#### [Work required]
Take each line of the listing that has the string "subtitle" and report it.

#### [Exercise materials]
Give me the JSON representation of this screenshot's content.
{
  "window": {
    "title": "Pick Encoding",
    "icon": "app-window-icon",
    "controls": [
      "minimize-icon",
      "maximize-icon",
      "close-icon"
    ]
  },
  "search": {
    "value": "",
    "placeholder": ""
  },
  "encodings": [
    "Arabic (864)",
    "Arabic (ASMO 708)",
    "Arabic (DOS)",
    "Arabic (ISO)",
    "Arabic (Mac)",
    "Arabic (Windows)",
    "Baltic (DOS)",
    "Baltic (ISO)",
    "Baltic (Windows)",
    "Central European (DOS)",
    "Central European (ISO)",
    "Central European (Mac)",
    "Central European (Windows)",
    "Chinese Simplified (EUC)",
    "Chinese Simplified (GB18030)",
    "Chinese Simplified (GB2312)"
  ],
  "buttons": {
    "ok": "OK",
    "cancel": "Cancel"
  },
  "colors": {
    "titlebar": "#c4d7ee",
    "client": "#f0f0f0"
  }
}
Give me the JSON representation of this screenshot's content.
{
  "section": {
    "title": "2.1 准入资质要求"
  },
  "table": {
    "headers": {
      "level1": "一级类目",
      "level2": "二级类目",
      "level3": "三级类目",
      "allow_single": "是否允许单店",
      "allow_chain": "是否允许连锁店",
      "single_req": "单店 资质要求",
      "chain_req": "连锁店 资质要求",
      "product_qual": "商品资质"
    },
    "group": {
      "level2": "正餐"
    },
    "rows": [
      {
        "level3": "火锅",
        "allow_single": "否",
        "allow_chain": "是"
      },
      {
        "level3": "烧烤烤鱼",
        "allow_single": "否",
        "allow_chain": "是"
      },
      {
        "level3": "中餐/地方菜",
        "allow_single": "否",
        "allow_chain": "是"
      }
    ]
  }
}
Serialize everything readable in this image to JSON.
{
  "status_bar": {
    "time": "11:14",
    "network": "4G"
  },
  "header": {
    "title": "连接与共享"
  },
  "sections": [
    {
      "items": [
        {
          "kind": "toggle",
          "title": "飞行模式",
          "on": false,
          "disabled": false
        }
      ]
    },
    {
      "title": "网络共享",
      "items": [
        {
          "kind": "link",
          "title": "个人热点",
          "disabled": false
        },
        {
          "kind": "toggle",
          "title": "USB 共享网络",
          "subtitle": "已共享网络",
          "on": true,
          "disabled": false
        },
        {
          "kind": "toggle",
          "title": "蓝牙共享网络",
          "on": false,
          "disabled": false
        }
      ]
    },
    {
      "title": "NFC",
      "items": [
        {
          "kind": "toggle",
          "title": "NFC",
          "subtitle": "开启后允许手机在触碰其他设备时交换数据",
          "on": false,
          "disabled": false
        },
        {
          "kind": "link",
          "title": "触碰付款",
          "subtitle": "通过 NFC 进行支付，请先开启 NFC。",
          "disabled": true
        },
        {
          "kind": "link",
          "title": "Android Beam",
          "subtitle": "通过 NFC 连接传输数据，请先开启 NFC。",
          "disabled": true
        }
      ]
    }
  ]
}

#### [Written answer]
          "subtitle": "已共享网络",
          "subtitle": "开启后允许手机在触碰其他设备时交换数据",
          "subtitle": "通过 NFC 进行支付，请先开启 NFC。",
          "subtitle": "通过 NFC 连接传输数据，请先开启 NFC。",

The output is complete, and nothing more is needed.